Showing 1251 - 1255 of 1255 annotations tagged with the keyword "Death and Dying"

Annotated by:
Aull, Felice
Chen, Irene

Primary Category: Literature / Poetry

Genre: Poem

Summary:

The narrator describes the stages undergone by a person who has experienced great pain and suffering: numbness, loss of the sense of time, the great weight of depression, and finally a poetic comparison to the experience of freezing to death: "First--Chill--then Stupor--then the letting go--."

View full annotation

Katherine

Fishbein, Julie Deane

Last Updated: Aug-01-1993
Annotated by:
Chen, Irene
Aull, Felice

Primary Category: Literature / Poetry

Genre: Poem

Summary:

The narrator is a physician who has just saved an elderly woman from a "natural death" only to lead her to an "ungraceful one" as her life is maintained and monitored by machines.

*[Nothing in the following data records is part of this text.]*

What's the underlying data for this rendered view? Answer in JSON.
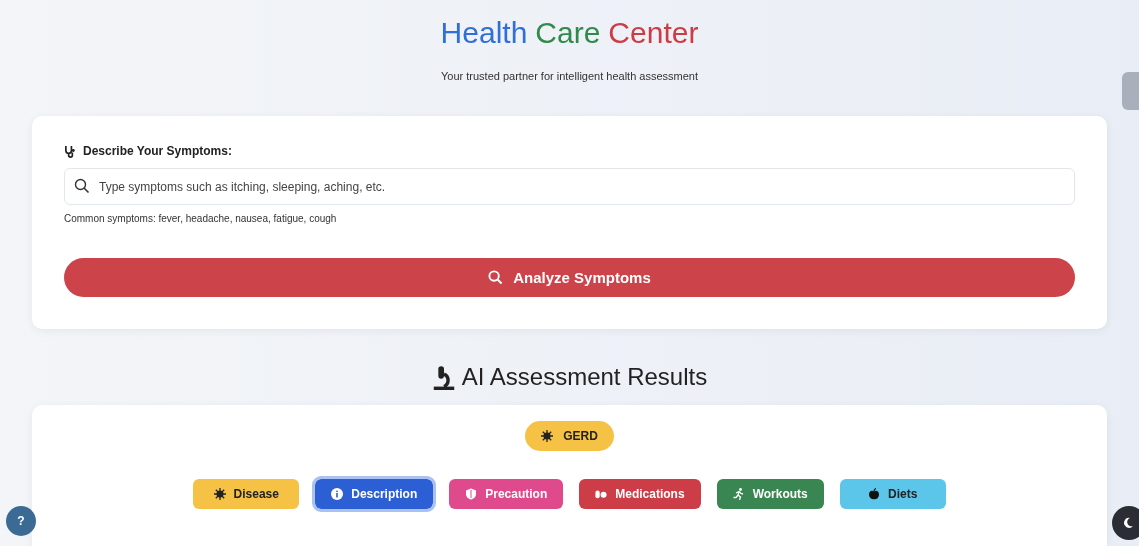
{
  "header": {
    "title_words": [
      {
        "text": "Health",
        "color": "#2f6fd6"
      },
      {
        "text": "Care",
        "color": "#2f8a4c"
      },
      {
        "text": "Center",
        "color": "#cc3d43"
      }
    ],
    "subtitle": "Your trusted partner for intelligent health assessment"
  },
  "symptom_form": {
    "label": "Describe Your Symptoms:",
    "placeholder": "Type symptoms such as itching, sleeping, aching, etc.",
    "hint": "Common symptoms: fever, headache, nausea, fatigue, cough",
    "button": "Analyze Symptoms"
  },
  "results": {
    "heading": "AI Assessment Results",
    "disease": "GERD",
    "tabs": [
      {
        "label": "Disease",
        "kind": "disease",
        "color": "#f5c245",
        "selected": false
      },
      {
        "label": "Description",
        "kind": "description",
        "color": "#2c5fd4",
        "selected": true
      },
      {
        "label": "Precaution",
        "kind": "precaution",
        "color": "#df4a8c",
        "selected": false
      },
      {
        "label": "Medications",
        "kind": "medications",
        "color": "#cc3d47",
        "selected": false
      },
      {
        "label": "Workouts",
        "kind": "workouts",
        "color": "#3a8652",
        "selected": false
      },
      {
        "label": "Diets",
        "kind": "diets",
        "color": "#5cc6ea",
        "selected": false
      }
    ]
  },
  "help_button": "?"
}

Images of a distant farm are conjured as the doctor wishes instead for his patient's spirit to rest peacefully at home.

View full annotation

Lullaby

Mukand, Jon Arun

Last Updated: Aug-01-1993
Annotated by:
Chen, Irene
Aull, Felice

Primary Category: Literature / Poetry

Genre: Poem

Summary:

A physician caring for a failing patient feels that he can do no more for him than "check / Your tubes, feel your pulse, listen / to your heartbeat." He wishes a swift deliverance for this patient, and would like lovingly to transform him into a compilation of facts within a medical chart: "Let me lift you in my arms / And lay you down / In the cradle of a clean manila folder."

View full annotation

Annotated by:
Chen, Irene
Aull, Felice

Primary Category: Literature / Poetry

Genre: Sonnet

Summary:

The poem begins by describing many things that love cannot do, including its inability to heal. The poet observes, however, that many have died "for lack of love alone"; and considers whether, in moments of suffering, she would trade love (which keeps the individual alive) for peace/release.

View full annotation

The Accusation

Van Duyn, Mona

Last Updated: Aug-01-1993
Annotated by:
Chen, Irene
Aull, Felice

Primary Category: Literature / Poetry

Genre: Poem

Summary:

The poem begins by describing how the "uncaring earth" can destroy millions of organisms "en masse" (i.e., grasses, bacilli). The author applies this analogy to humans: how easy it is to perceive that "the more lost, the less each is worth." The author then argues the value of each individual, and how irreplaceable one is, ending with another analogy: as minute details in nature are appreciated, so should individual lives be valued.

View full annotation